Stellar and planetary systems at late stages of stellar evolution

Sonja Schuh

Georg August University Göttingen

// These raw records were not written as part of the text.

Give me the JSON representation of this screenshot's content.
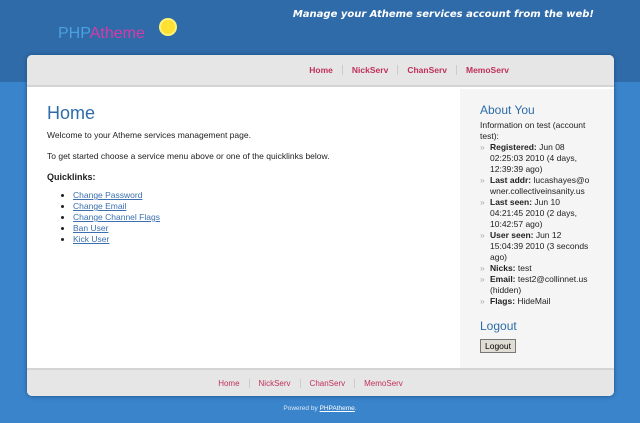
{
  "header": {
    "logo_php": "PHP",
    "logo_atheme": "Atheme",
    "tagline": "Manage your Atheme services account from the web!"
  },
  "nav": [
    "Home",
    "NickServ",
    "ChanServ",
    "MemoServ"
  ],
  "main": {
    "title": "Home",
    "welcome": "Welcome to your Atheme services management page.",
    "intro": "To get started choose a service menu above or one of the quicklinks below.",
    "quicklinks_label": "Quicklinks:",
    "quicklinks": [
      "Change Password",
      "Change Email",
      "Change Channel Flags",
      "Ban User",
      "Kick User"
    ]
  },
  "about": {
    "title": "About You",
    "info": "Information on test (account test):",
    "items": [
      {
        "label": "Registered:",
        "value": " Jun 08 02:25:03 2010 (4 days, 12:39:39 ago)"
      },
      {
        "label": "Last addr:",
        "value": " lucashayes@owner.collectiveinsanity.us"
      },
      {
        "label": "Last seen:",
        "value": " Jun 10 04:21:45 2010 (2 days, 10:42:57 ago)"
      },
      {
        "label": "User seen:",
        "value": " Jun 12 15:04:39 2010 (3 seconds ago)"
      },
      {
        "label": "Nicks:",
        "value": " test"
      },
      {
        "label": "Email:",
        "value": " test2@collinnet.us (hidden)"
      },
      {
        "label": "Flags:",
        "value": " HideMail"
      }
    ]
  },
  "logout": {
    "title": "Logout",
    "button": "Logout"
  },
  "footer": {
    "powered": "Powered by ",
    "link": "PHPAtheme",
    "dot": "."
  }
}
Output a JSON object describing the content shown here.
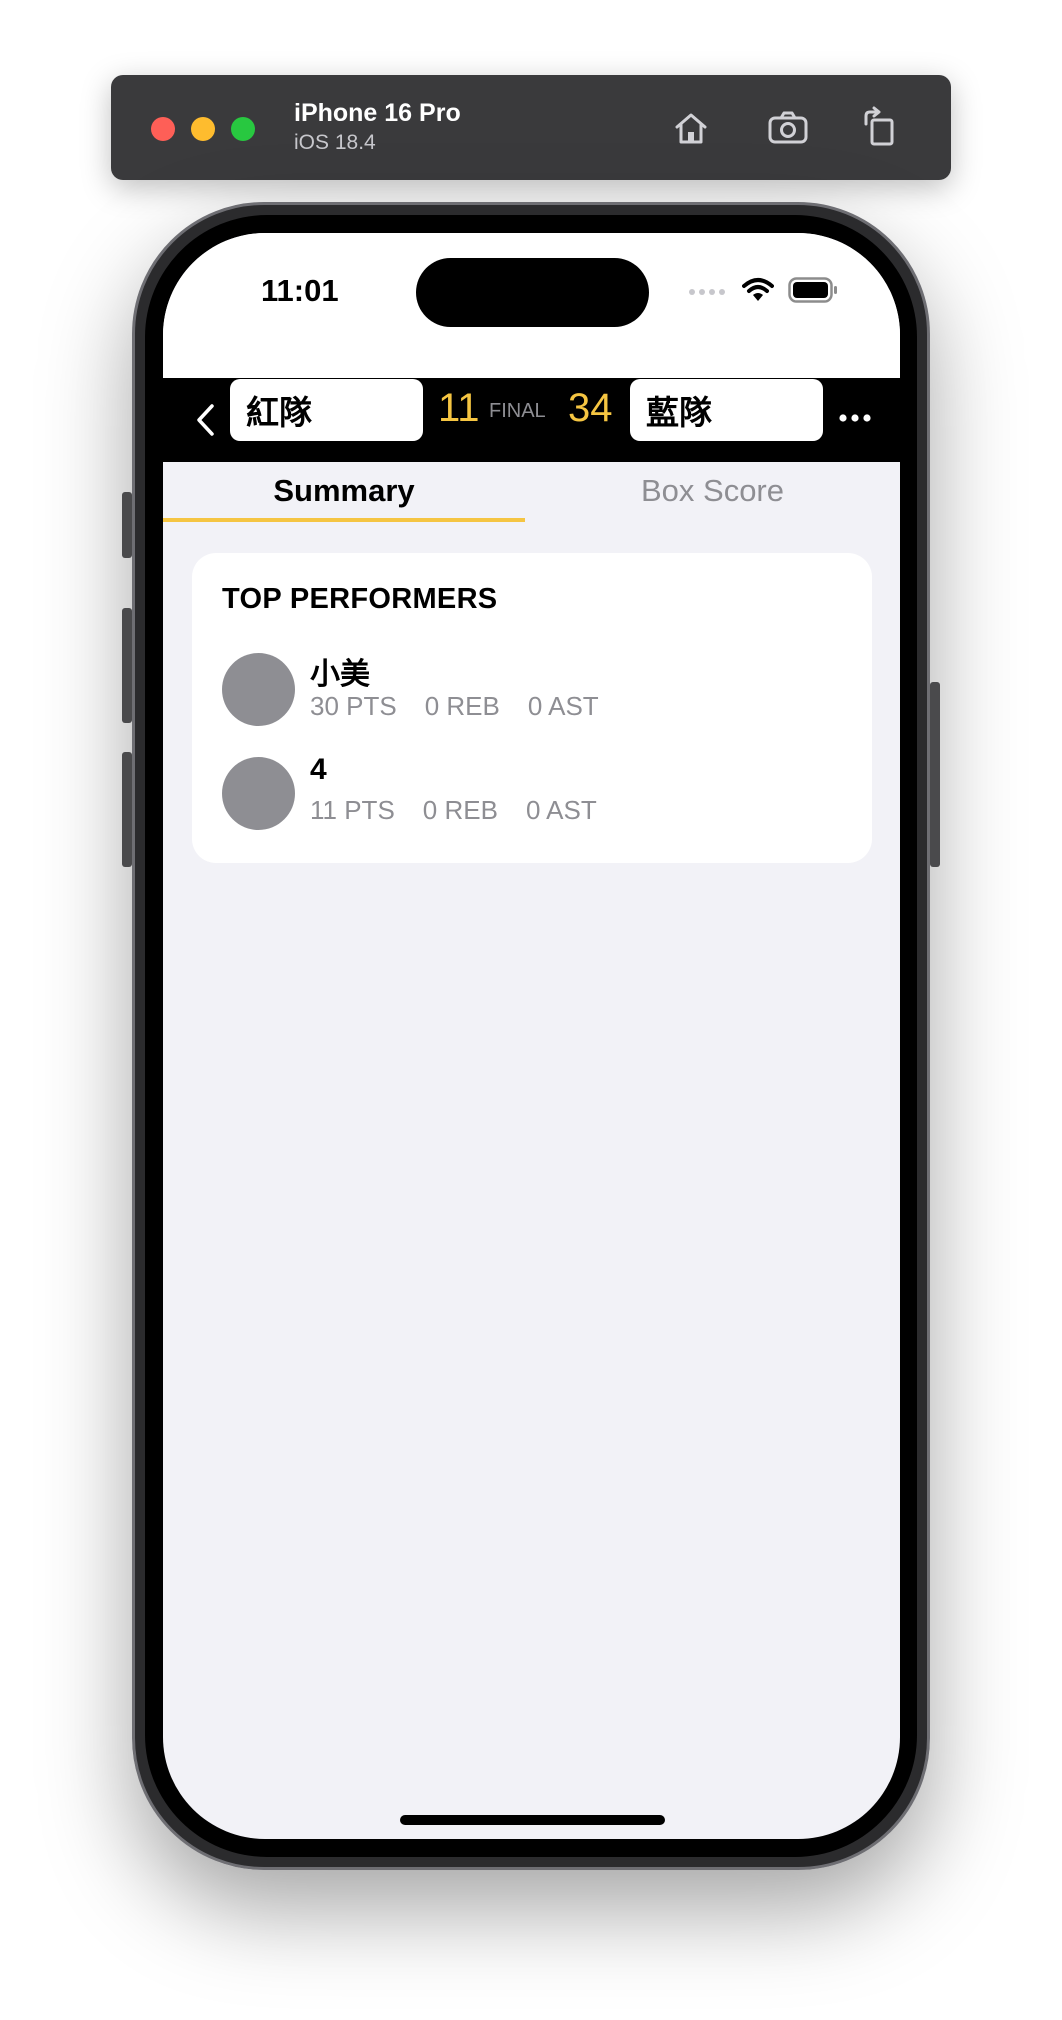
{
  "simulator": {
    "device_name": "iPhone 16 Pro",
    "os_version": "iOS 18.4",
    "buttons": [
      "home-icon",
      "screenshot-icon",
      "rotate-icon"
    ]
  },
  "status_bar": {
    "time": "11:01"
  },
  "game_header": {
    "home_team": "紅隊",
    "home_score": "11",
    "status": "FINAL",
    "away_score": "34",
    "away_team": "藍隊"
  },
  "tabs": [
    {
      "label": "Summary",
      "selected": true
    },
    {
      "label": "Box Score",
      "selected": false
    }
  ],
  "top_performers": {
    "title": "TOP PERFORMERS",
    "players": [
      {
        "name": "小美",
        "pts": "30 PTS",
        "reb": "0 REB",
        "ast": "0 AST"
      },
      {
        "name": "4",
        "pts": "11 PTS",
        "reb": "0 REB",
        "ast": "0 AST"
      }
    ]
  },
  "colors": {
    "accent": "#f5c542",
    "header_bg": "#000000",
    "screen_bg": "#f2f2f7",
    "avatar": "#8e8e93"
  }
}
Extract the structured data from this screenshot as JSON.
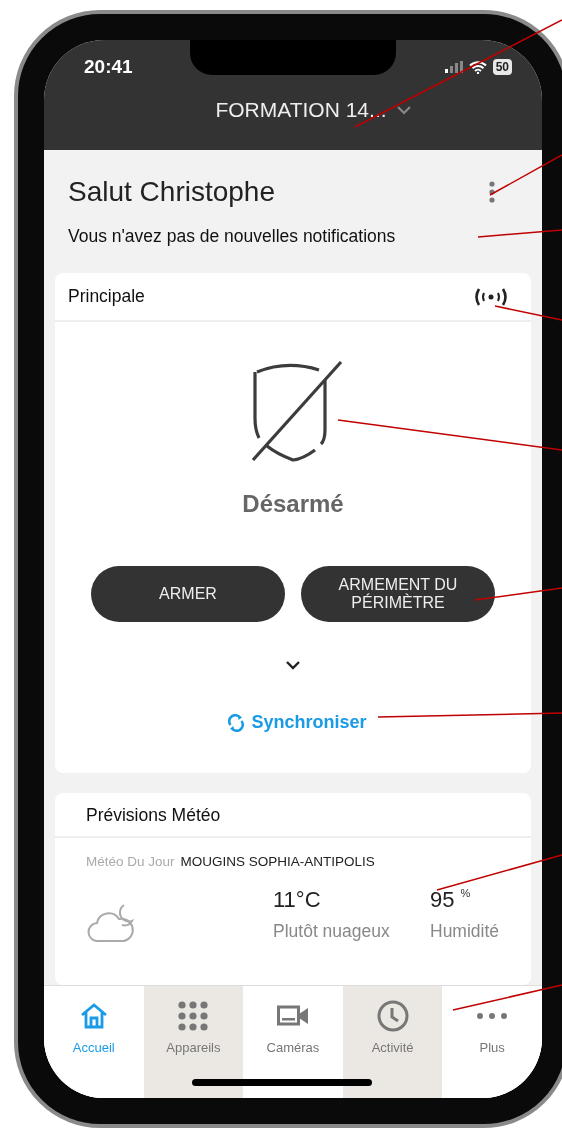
{
  "status_bar": {
    "time": "20:41",
    "battery": "50"
  },
  "header": {
    "title": "FORMATION 14..."
  },
  "greeting": "Salut Christophe",
  "notifications": "Vous n'avez pas de nouvelles notifications",
  "panel": {
    "name": "Principale",
    "armed": false,
    "state": "Désarmé",
    "buttons": [
      "ARMER",
      "ARMEMENT DU PÉRIMÈTRE"
    ],
    "sync": "Synchroniser"
  },
  "weather": {
    "title": "Prévisions Météo",
    "label": "Météo Du Jour",
    "location": "MOUGINS SOPHIA-ANTIPOLIS",
    "temperature": "11°C",
    "condition": "Plutôt nuageux",
    "humidity": "95",
    "humidity_unit": "%",
    "humidity_label": "Humidité"
  },
  "tabs": [
    {
      "label": "Accueil",
      "selected": true,
      "shaded": false
    },
    {
      "label": "Appareils",
      "selected": false,
      "shaded": true
    },
    {
      "label": "Caméras",
      "selected": false,
      "shaded": false
    },
    {
      "label": "Activité",
      "selected": false,
      "shaded": true
    },
    {
      "label": "Plus",
      "selected": false,
      "shaded": false
    }
  ]
}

The number of known planetary systems beyond the main sequence are sparse so far, yet they are relevant for mapping the full parameter space of planet formation and evolution. The pulsation timing and the eclipse timing methods are highlighted as particularly suitable approaches to search for planets around evolved stars. Both extrasolar planet searches and asteroseismology, while at the same time strongly relying on modeling, are very much observationally driven at the moment. Their increasing synergies are partly thanks to the convergence on the instrumentational side. This applies to ground-based as well as, to an even higher extent, to space-based surveys. The EXOTIME program, conducted from ground-based telescopes, covers a niche that exploits stellar pulsations of a particular type of evolved stars to search for planets and low-mass/substellar companions with the timing method, as well as to use the pulsations to characterize the host stars. One of EXOTIME's main science drivers is the after-the-fact investigation of star-planet interactions during the red giant phase, an evolutionary stage where an evolving host star and some of its planets are likely to interact in a way that may even imply direct consequence for the structure of the star, and certainly for the planet. The specific experience from the on-going EXOTIME observations and analysis can be drawn upon to extend the synthesis of pulsation timing for planet searches, and pulsation analysis for host star characterization, to the space-based KEPLER data. Rapidly and strictly coherently pulsating stars such as those used in EXOTIME are very rare even in the vast amounts of KEPLER data sets that are now continuously coming in. The unique coverage and signal-to-noise ratio of the KEPLER data, however, will allow to explore an extension of the timing method to other types of variable stars. Its application can also encompass variability due to eclipses instead of, or in addition to, pulsations. A broadening in scope will in the long term also be useful to take advantage of the data from the proposed future PLATO mission, with its ambitious goal of asteroseismic, photometric and (using ground-based follow-up observations) spectroscopic full characterization of systems.

Date: Vendredi, le 18 février 2011
Heure: 14:00
Lieu: Université de Montréal
  Pavillon Roger-Gaudry, Local Z-300
Contact: Pierre Bergeron